Have you ever been listening to a band, banging your head while tapping your foot along with the rhythm, when out of nowhere the time signature changes and you feel like a fool because what once was in rhythm now looks like a ridiculous twitch? If you have had that feeling (and pardon the run-on sentence) and did not care for it much, Damiera is not a band for you.
Damiera plays a very technical brand of upbeat post-hardcore with more time changes than a Swiss clock factory. Taking heavy cues from Washington, DC band Faraquet, the centerpiece of M(US)IC (pronounced “Us in music”) is an intricately layered structure built by dueling guitar parts. The vocals are the weak point of the album — the singer’s high-pitched voice comes off whiney at times — but are
Their songs are fast and complicated, but are also catchy as hell. “Ember Eason” stands out as possibly the best of the bunch, as the verse has a freakishly good bassline and simple guitar adornments that string between massive sing-a-long choruses.
It’s definitely foot-tap worthy material, but be warned: As soon as you catch up to one time signature, chances are it will change in another few measures, leaving you behind again and looking like a complete fool.
Build a Nation

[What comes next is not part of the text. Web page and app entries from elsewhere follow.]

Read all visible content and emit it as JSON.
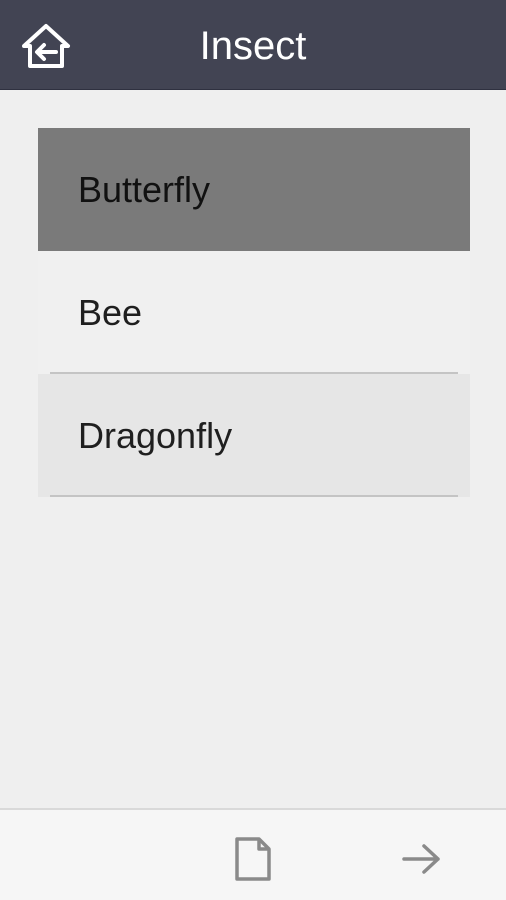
{
  "header": {
    "title": "Insect",
    "back_icon": "home-back-icon",
    "background": "#424453"
  },
  "list": {
    "items": [
      {
        "label": "Butterfly",
        "selected": true
      },
      {
        "label": "Bee",
        "selected": false
      },
      {
        "label": "Dragonfly",
        "selected": false
      }
    ]
  },
  "footer": {
    "document_icon": "document-icon",
    "next_icon": "arrow-right-icon"
  },
  "colors": {
    "selected_item": "#7a7a7a",
    "page_background": "#efefef"
  }
}
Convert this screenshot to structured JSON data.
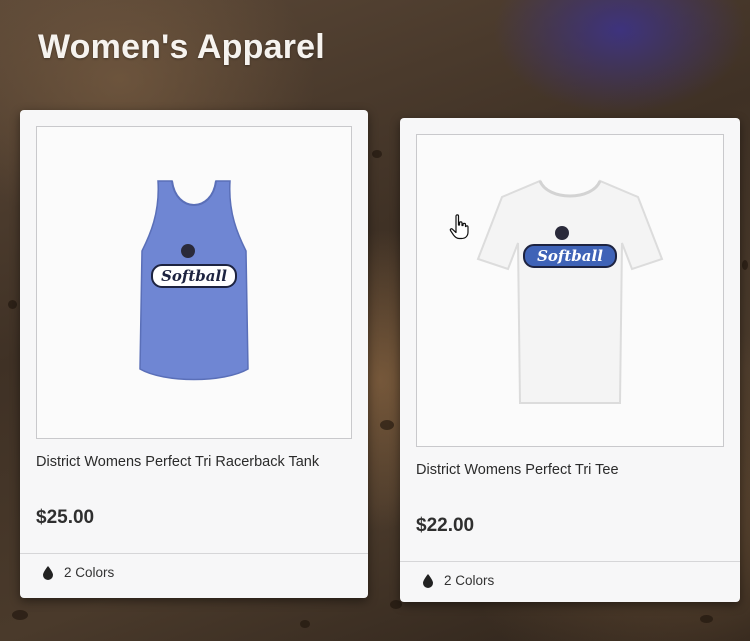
{
  "section": {
    "title": "Women's Apparel"
  },
  "products": [
    {
      "name": "District Womens Perfect Tri Racerback Tank",
      "price": "$25.00",
      "colors_label": "2 Colors",
      "image_icon": "tank-top-shirt-icon",
      "shirt_color": "#6f86d3",
      "graphic_text": "Softball"
    },
    {
      "name": "District Womens Perfect Tri Tee",
      "price": "$22.00",
      "colors_label": "2 Colors",
      "image_icon": "tshirt-icon",
      "shirt_color": "#f4f4f4",
      "graphic_text": "Softball"
    }
  ],
  "cursor": {
    "icon": "hand-pointer-icon"
  }
}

Some will say that Bad Brains is made up of two different bands: One that is a ferocious and pioneering hardcore punk act, and the other that is a new-wave dub group.
In sound, perhaps this could be true, but this band was and still continues to be beyond influential in many musical circles today.
Build a Nation is the band’s first album in years and works to join the two eras of the band. At the forefront is a hardcore aggression that is not only present in the fast portions of the album, but throughout the rest as well.
Vocalist H.R. adds a unique element with his reggae-styled vocals, the cherry on top of this punk-rock sundae.
Oddly enough, the best tracks are the dub tracks, with the closer “Peace be Unto Thee” being a standout. “Until Kingdom Comes”
is what Matisyahu wishes he could sound like, and “Roll On,” possibly one of the best songs,
is clearly meant to get high to, all the while praising “Jah.”
Some people will only like the punk half of this album and some only the dub half. Truth be told, they will be the ones missing out because what makes Bad Brains Bad Brains is the melding of both styles into one mind-blowing record.